(Data about app and page elements)
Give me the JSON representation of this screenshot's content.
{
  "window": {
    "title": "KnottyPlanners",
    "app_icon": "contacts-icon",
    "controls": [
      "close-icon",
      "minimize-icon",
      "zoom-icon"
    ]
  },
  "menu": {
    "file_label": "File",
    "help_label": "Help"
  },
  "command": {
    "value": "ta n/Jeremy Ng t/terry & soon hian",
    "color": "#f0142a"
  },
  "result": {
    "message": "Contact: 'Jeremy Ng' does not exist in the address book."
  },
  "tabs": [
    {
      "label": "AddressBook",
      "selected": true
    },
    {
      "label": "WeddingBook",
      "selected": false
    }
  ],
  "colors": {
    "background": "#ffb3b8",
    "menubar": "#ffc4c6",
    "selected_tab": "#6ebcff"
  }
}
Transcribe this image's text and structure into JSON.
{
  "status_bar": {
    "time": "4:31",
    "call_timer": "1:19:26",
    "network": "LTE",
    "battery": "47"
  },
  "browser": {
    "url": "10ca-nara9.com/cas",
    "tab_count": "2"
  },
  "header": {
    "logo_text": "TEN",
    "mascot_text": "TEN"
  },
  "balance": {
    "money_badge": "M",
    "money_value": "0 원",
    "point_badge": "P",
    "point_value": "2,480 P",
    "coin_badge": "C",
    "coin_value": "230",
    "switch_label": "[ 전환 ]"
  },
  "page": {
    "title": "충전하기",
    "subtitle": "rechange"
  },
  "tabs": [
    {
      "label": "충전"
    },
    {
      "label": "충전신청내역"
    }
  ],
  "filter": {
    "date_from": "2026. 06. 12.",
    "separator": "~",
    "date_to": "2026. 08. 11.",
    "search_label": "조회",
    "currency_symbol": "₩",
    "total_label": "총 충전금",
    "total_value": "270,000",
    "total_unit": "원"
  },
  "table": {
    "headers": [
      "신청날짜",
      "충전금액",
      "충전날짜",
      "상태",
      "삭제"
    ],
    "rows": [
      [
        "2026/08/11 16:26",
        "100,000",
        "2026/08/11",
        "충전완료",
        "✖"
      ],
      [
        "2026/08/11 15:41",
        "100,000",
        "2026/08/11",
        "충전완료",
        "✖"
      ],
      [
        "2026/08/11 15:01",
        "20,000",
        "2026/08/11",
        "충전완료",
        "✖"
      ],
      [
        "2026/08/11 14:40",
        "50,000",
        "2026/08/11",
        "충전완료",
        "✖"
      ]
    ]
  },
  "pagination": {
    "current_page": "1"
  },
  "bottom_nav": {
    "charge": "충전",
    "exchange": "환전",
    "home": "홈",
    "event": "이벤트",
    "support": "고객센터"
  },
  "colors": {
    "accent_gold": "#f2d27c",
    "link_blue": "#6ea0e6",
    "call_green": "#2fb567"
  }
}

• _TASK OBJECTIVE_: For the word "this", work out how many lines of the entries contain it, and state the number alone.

• _SOLUTION BELOW_: 2